Don Zewin, the man he faced heads-up for the bracelet, was no stranger to Hellmuth. In 1989, Hellmuth emerged onto the poker scene by becoming the youngest main event champion. At that final table was Zewin, who finished third. Although he hasn't won a bracelet, Zewin found success on the felt for decades and knew exactly how to approach the match. Hellmuth had nearly a 5-to-1 chip lead to begin heads-up play, but the stacks were nearly even after just a few hands. Zewin had the crowd, and Hellmuth, on edge.

They battled for more than two hours and Hellmuth stated that Zewin was simply playing "terrific razz." Hellmuth played selectively aggressive after fourth street, enabling him to capitalize on missed Zewin draws, and with the bigger stack, he knew Zewin needed to pick his spots and couldn't keep calling him down. He mixed in a substantial amount of trapping with that aggression and it paid off on some key pots. Hellmuth's lead grew, and on the final hand, with the cards flipped up after fourth street, Hellmuth squeezed out a 10 on seventh street to make A-2-4-10-J. Zewin needed to catch an A, 2, 4, 5, 7 or 8, but paired his nine. He looked up at Hellmuth and said, "You win."

Hellmuth, and the crowd, erupted in celebration.

"After three seconds last year and after knocking on the door [days ago] … I've been waiting for this since '07," said Hellmuth. "I'll have to break out some new hats that say 12 on the side."

With bracelet No. 12, Hellmuth extends his lead in the bracelet race over Doyle Brunson and Johnny Chan, who each have 10. He's also the all-time leader in WSOP cashes with 89, 14 more than second-place Men Nguyen.

"I really appreciate all the people here supporting me and just wanting to see this special moment in my life, my 12th bracelet," he said to the crowd.

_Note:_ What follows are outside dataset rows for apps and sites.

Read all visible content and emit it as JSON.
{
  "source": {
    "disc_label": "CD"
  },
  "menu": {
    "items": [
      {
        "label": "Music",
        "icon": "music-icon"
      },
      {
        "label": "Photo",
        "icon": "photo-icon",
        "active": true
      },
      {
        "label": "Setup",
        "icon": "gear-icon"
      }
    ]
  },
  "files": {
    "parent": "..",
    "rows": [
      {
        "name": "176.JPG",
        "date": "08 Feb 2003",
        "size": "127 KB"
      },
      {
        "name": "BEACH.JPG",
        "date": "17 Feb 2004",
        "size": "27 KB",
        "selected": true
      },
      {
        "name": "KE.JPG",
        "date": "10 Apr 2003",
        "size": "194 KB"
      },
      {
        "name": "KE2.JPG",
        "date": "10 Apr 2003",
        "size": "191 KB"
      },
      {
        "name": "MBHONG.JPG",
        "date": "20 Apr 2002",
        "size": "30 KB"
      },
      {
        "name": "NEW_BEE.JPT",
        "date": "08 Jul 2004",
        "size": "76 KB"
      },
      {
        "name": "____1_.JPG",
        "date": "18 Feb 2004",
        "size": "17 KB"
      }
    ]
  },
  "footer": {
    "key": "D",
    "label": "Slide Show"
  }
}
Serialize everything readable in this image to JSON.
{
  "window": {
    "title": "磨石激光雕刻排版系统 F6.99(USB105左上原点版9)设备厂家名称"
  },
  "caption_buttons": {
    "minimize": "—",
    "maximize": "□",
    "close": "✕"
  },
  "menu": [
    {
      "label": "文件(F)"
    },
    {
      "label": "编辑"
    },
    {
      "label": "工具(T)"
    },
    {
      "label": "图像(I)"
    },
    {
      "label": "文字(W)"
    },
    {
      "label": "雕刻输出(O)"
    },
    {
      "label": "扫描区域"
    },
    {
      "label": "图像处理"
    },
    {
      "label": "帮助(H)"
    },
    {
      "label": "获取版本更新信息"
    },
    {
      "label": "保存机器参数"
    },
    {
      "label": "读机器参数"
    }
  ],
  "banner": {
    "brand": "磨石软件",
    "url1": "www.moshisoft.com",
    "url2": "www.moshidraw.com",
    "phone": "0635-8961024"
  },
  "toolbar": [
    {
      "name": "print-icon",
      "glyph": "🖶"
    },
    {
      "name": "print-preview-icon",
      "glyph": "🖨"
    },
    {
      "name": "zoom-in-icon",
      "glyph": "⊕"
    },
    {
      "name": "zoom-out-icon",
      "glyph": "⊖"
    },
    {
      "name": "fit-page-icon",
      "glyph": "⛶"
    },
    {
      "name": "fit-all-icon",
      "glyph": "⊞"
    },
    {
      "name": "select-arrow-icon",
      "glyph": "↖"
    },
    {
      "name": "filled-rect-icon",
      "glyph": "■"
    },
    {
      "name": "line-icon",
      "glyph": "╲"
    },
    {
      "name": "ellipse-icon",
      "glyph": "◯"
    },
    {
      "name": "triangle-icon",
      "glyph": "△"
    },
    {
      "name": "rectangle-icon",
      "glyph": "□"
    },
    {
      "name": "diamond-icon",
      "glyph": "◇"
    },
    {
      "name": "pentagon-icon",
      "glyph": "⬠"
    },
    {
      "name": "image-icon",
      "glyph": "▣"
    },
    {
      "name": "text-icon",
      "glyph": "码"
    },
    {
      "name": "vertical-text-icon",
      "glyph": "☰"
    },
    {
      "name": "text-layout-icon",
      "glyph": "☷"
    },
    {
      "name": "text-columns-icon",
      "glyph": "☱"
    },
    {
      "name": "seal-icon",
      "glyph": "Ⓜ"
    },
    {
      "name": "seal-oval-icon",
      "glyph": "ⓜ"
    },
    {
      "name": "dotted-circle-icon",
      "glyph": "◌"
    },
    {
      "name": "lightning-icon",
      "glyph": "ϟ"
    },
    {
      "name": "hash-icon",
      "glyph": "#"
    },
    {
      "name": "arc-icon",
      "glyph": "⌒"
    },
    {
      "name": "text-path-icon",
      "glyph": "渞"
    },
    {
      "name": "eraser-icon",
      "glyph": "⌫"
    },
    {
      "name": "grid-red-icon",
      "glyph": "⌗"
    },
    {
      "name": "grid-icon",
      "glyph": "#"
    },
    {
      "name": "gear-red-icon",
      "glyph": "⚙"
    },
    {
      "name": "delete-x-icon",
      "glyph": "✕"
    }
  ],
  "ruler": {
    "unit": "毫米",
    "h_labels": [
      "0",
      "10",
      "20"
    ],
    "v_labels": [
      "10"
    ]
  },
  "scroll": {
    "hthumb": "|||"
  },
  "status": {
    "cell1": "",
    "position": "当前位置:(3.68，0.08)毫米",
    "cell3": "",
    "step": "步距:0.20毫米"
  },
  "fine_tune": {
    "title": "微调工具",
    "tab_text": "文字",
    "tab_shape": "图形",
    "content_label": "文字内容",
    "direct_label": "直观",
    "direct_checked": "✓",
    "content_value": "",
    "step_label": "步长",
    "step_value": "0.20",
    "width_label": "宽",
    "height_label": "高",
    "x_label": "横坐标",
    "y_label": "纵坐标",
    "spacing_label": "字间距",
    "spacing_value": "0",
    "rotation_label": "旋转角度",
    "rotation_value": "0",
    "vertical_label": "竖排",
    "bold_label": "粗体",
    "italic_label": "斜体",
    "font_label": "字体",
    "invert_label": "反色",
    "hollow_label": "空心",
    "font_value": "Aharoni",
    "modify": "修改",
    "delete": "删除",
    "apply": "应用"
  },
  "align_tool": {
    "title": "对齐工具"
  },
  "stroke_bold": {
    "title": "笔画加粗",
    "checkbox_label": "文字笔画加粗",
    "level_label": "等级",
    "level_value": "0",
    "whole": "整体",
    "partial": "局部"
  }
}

He also promised the crowd autographs and photos to anyone who wanted them. It was a moment he wanted to share with the world. On Twitter, Hellmuth summed up his night with ease: "Hello #12!!"

Other notable finishers in Event 18 included Barry Greenstein (sixth), Scott Clements (18th), Joe Tehan (23rd) and Allen Bari (26th).
This was Greenstein's second final table of the 2012 WSOP.

Below are the complete results of Event 18 at the 2012 World Series of Poker:

Event 18: Razz
Buy-in: $2,500
Entries: 309
Prize pool: $702,975
Players in the money: 32

1. Phil Hellmuth ($182,793)
2. Don Zewin ($113,024)
3. Brandon Cantu ($74,269)
4. Scott Fischman ($54,248)
5. Brendan Taylor ($40,167)
6. Barry Greenstein ($30,150)
7. Michael Chow ($22,945)
8. Jeff Mistiff ($17,693)
9. David Rosenau ($13,827)
10. Scott Abrams ($13,827)
11. Calvin Anderson ($10,945)
12. Gerald Ringe ($10,945)
13. Jared Bleznick ($8,780)
14. Jeff Mervis ($8,780)
15. Chris Viox ($7,135)
16. Dan O'Brien ($7,135)
17. Chris Wallace ($5,904)
18. Scott Clements ($5,904)
19. Vladimir Shchmelev ($5,904)
20. JJ Pruitt ($5,904)
21. Jonathan Spinks ($5,904)
22. Ron McMillan ($5,904)
23. Joe Tehan ($5,904)
24. Yarron Bendor ($5,904)
25. Peter Brownstein ($4,885)
26. Allen Bari ($4,885)
27. Sam Grizzle ($4,885)
28. Larry Wright ($4,885)
29. Michael Noori ($4,885)
30. Ted Forrest ($4,885)
31. Simon Kearney ($4,885)
32. Jaime Lezama ($4,885)